START Raw data

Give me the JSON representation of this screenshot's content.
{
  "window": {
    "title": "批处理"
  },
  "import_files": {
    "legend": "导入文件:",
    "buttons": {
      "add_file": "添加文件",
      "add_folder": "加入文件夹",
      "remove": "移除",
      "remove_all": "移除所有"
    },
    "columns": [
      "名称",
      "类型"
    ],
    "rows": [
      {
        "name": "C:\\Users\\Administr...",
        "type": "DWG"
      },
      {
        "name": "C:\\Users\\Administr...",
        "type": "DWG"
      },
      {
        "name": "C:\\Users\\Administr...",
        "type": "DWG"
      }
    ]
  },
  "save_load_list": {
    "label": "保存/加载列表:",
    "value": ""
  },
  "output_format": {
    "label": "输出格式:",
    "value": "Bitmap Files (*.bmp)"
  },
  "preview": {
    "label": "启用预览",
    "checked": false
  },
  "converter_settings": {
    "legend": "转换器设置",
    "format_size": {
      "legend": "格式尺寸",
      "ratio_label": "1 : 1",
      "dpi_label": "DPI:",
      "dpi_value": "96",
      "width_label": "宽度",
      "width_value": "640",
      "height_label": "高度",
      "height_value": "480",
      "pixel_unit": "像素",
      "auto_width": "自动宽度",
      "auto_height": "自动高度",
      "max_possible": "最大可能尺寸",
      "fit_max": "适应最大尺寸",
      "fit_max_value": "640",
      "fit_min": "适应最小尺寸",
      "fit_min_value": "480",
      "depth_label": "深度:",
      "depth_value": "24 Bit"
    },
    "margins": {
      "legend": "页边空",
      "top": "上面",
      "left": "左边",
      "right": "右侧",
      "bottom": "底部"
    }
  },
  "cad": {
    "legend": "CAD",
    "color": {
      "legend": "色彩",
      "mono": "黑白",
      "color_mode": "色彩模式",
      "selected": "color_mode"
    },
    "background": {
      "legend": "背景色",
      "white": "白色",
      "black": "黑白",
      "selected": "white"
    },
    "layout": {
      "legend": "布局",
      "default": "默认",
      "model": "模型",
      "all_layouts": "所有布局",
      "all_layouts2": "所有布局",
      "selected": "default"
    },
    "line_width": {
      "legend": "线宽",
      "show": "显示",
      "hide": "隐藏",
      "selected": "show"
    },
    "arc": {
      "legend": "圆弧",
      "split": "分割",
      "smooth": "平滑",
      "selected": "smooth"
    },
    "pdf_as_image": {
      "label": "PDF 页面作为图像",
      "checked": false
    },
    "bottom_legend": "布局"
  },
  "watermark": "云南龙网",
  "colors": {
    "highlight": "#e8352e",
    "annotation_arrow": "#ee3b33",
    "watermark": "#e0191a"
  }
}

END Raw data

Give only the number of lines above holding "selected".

5